Still it was a good worthwhile day trip, I felt Sensei was pleased.
R.I.P. Sensei _/|\_
Once upon a time, back in the day when I was still an innocent infant to Kyudo, before I learned about the factions, the separations, the politics ( people always got to be trippn). At that time I thought Kyudo was Kyudo, everyone was one big family, just a matter of family style ( Shamen, Shomen ) made the difference. I was a student of the Shibata style at the time. I had heard that in order to practice with a group or DoJo in Japan I needed to be qualified with a group/style in Japan. Shibata Sensei’s style in the States was not. As I had plans to move to Japan with my wife, I needed to research Kyudo in Japan…Osaka, Japan.
I took my first trip to study Kyudo whilst in Japan visiting with family. I made a visit to a local Dojo. I was told since I had some small amount of training I could come in and shoot the Makiwara. However the master was due in that day and I would need to get clearance from him. There were many Godans, Renshi and Kyoshi there that day to practice with him, so his approval was needed. The master was Nogami Sensei Hanshi Hashidan. I was told where to change and to wait.
Nogami Sensei arrived and after changing he spoke with me via my wife who translated. After a bit of introduction and chatting the Master showed me how to wear and tie the Yugaki.
He then worked with me some on Tenouchi, entering the Dojo and some other basics. I felt like a bumpkin, most of what I had done so far in training was way different, wrong, or not there. Kind of embarrassing really. I just rolled with it and listened carefully. One learns more by listening than by making excuses.
He spent about 1 hour with me. Then excused himself to work with his class and had me practice. A short while later he sent over a student of his who turns out to be a Kyoshi, who worked with me for another 30 min.
We then receive word the master wanted to see us. He had arranged for the students to give a demo and invited me to sit with him while he explained what was being done. Afterwards everyone went into the break-room where we had tea and cakes.
Needless to say I was quite shocked by all this as I only thought I would be shooting Makiwara for an hour then leave.
After tea the master again worked with me some before again having another of his students, another Sensei practice with me.
All in all I was at the Dojo for 4 hours, watching, practicing, listening, amazed.

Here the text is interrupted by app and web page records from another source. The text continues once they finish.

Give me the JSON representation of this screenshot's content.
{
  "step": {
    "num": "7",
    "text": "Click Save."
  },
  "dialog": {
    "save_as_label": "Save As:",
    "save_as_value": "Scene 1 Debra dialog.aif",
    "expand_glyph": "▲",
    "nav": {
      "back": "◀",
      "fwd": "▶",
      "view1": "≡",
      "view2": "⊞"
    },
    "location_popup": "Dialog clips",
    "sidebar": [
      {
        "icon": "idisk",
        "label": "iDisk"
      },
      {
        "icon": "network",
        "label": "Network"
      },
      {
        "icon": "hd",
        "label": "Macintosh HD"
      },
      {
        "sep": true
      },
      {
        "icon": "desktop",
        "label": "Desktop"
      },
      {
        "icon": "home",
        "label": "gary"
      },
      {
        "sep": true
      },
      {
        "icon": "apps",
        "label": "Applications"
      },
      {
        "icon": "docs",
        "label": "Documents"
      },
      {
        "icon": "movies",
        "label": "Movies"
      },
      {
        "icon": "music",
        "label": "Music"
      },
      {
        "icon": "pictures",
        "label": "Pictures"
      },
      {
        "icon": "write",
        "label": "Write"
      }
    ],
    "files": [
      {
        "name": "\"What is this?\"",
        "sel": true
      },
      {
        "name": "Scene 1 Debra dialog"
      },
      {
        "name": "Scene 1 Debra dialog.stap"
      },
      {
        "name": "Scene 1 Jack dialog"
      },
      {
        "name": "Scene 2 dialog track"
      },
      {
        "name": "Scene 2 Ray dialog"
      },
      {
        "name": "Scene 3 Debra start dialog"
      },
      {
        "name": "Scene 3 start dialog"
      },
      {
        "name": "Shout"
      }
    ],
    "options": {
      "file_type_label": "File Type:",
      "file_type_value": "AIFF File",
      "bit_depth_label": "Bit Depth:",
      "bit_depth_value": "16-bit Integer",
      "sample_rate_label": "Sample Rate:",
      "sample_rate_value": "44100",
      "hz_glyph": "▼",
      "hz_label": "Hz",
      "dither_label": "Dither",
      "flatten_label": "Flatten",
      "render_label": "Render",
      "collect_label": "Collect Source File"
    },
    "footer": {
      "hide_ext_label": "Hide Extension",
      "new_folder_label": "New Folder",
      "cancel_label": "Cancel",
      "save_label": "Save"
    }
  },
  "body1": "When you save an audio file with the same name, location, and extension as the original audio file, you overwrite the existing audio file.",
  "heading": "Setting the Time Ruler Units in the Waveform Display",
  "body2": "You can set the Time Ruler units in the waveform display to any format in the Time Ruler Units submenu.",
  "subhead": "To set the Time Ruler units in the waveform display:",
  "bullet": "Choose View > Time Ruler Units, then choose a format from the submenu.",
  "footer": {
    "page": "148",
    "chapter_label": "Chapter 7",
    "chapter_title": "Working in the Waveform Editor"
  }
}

Over the next few years I stayed in touch and visited, trained, was advised and corrected when in Japan.
When I returned last year to Japan as a new resident he was delighted to see me. I was introduced to everyone again, students, sensei’s, and the dojo Kaicho. Sensei had been seriously sick and was just returning to the Dojo at this time. He was not shooting but he was still guiding the students.
I informed him I would be moving to another area of Osaka and couldn’t attend this dojo easily. I asked for a suggestion on where to attend. He gave me his home phone and said he would make some calls on my behalf. After a short time later I was told he had spoken with a Kyoshi about me and I should look him up. This person Yamashita Sensei gives lectures at Osaka castle Kyodojo and often travels to New Zealand and Australia to give seminars. I was delighted and grateful.
A short time later before I had a chance to speak with this Sensei in person, he calls me to say Nogami Sensei had passed away. Few people knew of it mostly family. Otherwise it was kept low-key. He felt I should know.
I am forever grateful to Nogami Sensei for his help and kindness.
In two days I am making the first of my annual memorial pilgrimage to my old Dojo to practice in Honor of Sensei’s 1 yr “passing-on” anniversary, which will be this coming Sunday. I say a pilgrimage because it will be a 2-hour train ride to get to the Dojo. Now I have two personal Kyudo “quest” a year. The “New Year 108 Arrow shoot” ( based on the 108 Buddhist bell ringing practice), and the “Annual Nogami Sensei Memorial Kyudo Pilgrimage”.
R.I.P. Nogami Sensei arigatou gozaimashita.